» What is expected
In the listing below, identify each line with the word "your" and return those lines.

• • • •

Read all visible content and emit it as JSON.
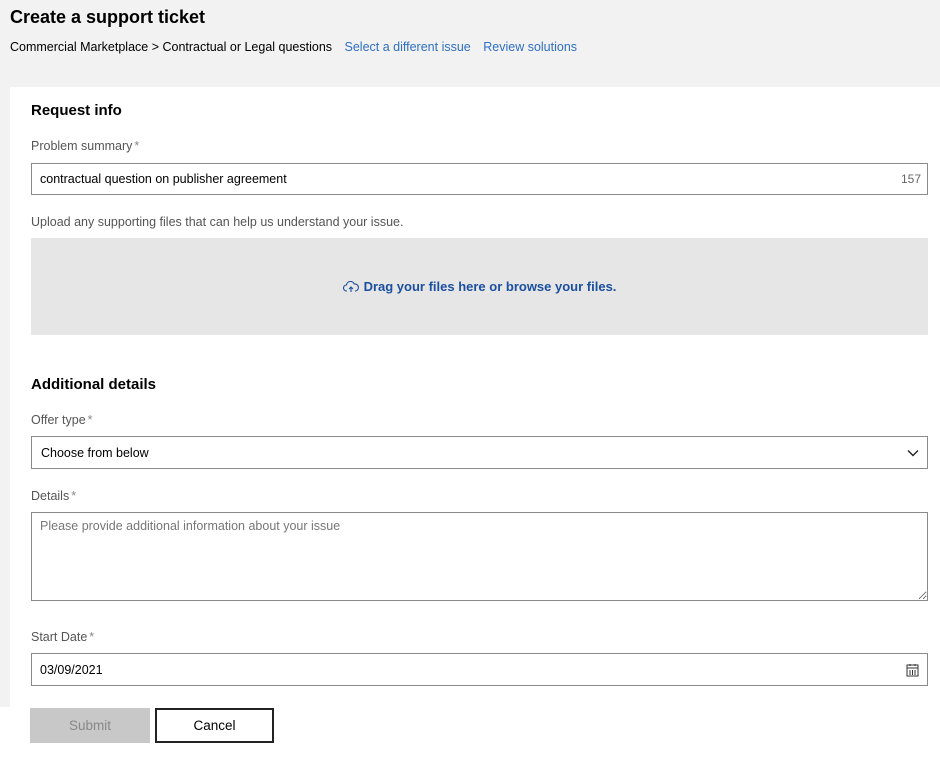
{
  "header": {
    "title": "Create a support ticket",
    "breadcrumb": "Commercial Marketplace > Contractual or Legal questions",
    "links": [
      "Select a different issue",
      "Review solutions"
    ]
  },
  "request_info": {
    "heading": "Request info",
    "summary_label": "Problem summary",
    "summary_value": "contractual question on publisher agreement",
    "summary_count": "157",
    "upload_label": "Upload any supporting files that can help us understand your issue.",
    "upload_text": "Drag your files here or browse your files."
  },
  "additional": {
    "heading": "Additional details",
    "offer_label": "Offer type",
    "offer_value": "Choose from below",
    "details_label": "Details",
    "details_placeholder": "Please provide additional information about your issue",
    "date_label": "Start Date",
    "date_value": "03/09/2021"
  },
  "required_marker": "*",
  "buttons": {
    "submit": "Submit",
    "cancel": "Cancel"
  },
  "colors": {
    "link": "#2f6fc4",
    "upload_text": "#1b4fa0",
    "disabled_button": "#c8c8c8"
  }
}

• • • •

» Written answer
    "upload_label": "Upload any supporting files that can help us understand your issue.",
    "upload_text": "Drag your files here or browse your files."
    "details_placeholder": "Please provide additional information about your issue",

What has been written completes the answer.